Our adventurer explores the wonders of psychological testing… those poor scientists.. – Editor
I suppose I should start at the beginning, though Eastern writers have spent centuries telling tales in circular patterns and they seem to make sense when it’s all said and done.
I was asked once to participate in a research study.
As is usually the case in this type of thing, I wasn’t told the hypothesis nor the goal of the study, only the variables which I was to provide.
The tests were simple: look at one hundred faces and decide if they represented a happy or angry person.
I answered the questions with ease, though the research students conducting the study seemed very aggravated that I asked several times to know my score.
Following this, I was asked to view dozens of scenes populated with people doing various activities in various environments. The images flew past me rather quickly, but I gathered what information I could, without knowing the objective. I was then asked general questions regarding my self esteem.
How that related to a scene of people dressed in 1846 costumes playing cribbage I will never know.
I was then asked to answer a series of mathematic equations, to rearrange blocks into specific designs, and define colors by what I image their flavors to be.
Eyebrows were raised when I chose mashed potatoes for green, but I had very good reason to do so. With each test I asked to know how I was doing, whether I was making the grade.
The students at first seemed frustrated with me, but following each subsequent test began to talk amongst themselves in hushed voices, marking vigorous notes, and pointing at me.
Finally I was taken to a plain room with beige walls and nothing but a table and two chairs. I sat patiently, humming and twiddling my thumbs as I am prone to do.
The songs included the Jeopardy theme, a favorite Italian aria, and the na-na-na’s from Batman. This lasted for several encores of na-na-na’s.
The door opened and a funny little man entered, dressed in a tweed suit with leather elbow patches. His face was weathered underneath a well groomed beard that sat below tense eyes and surrounded an equally tense mouth.
He said nothing, carried nothing with him, and seemed to be vacant of thought aside from whatever was making him tense- I assumed it was gas.
He sat for several minutes in silence without moving.
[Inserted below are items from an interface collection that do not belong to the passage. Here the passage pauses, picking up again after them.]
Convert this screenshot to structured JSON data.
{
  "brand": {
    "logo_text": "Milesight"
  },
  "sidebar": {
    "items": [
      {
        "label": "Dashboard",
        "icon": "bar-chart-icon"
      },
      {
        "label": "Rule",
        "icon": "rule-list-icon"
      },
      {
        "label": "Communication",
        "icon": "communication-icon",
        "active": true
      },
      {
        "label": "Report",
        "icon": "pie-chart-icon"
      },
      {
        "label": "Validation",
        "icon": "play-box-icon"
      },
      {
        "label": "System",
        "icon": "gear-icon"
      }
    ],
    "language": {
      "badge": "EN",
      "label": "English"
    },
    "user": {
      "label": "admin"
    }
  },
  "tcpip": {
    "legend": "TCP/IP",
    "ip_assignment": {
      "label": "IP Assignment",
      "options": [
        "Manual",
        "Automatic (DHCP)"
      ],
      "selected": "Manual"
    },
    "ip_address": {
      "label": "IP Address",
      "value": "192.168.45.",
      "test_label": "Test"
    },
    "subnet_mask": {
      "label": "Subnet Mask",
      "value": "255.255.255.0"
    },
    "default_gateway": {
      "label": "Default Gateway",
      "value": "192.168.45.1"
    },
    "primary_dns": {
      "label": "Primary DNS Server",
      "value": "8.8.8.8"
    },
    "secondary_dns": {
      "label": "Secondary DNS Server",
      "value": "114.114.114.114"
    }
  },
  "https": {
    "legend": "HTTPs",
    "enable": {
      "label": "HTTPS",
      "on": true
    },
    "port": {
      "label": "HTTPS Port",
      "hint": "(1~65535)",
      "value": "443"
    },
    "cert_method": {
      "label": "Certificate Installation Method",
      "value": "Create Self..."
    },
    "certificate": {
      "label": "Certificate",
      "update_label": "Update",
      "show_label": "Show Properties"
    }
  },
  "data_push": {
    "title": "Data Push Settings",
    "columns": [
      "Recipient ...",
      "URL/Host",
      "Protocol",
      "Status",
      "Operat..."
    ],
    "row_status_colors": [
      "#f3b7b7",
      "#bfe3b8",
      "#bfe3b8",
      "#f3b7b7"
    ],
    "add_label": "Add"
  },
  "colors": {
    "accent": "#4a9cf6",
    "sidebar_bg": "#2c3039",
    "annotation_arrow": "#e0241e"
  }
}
I sat for several minutes with a broad smile on my face, head cocked to the left, awaiting instruction. He leaned forward and placed his elbows on the table. I leaned forward and did the same. He leaned back in his chair. I followed suit. He twitched his nose and his mustache shook like a cartoon character drawn by Tex Avery.
I attempted to do the same but imagined the result to look more akin to the Cadbury bunny. He leaned forward again and this time I leaned to the right. “Ah”, he exclaimed, “that solves it!”
He then left the room and I was quickly ushered to the exit by a rather happy, or perhaps angry, research student who kept mumbling under his breath, “to the right.”
Years later I was sent a copy of the study by an anonymous source. I know it was the one I participated in due to the continual references made to the “orange variable” and the mashed potatoes.
The study was trying to determine what people interpret via a computer screen in comparison with face to face contact. The applications were endless the study boasted, as to marketing trends, facial recognition software, and nano technology.
As happy that I am to have helped the field of science, the conspiracy theorist in me has the sneaky feeling that I provided them with an insight to humanity that may be the necessary component for androids to secretly infiltrate our society and eventually take over.
That is, now that they know when to call it quits and lean to right.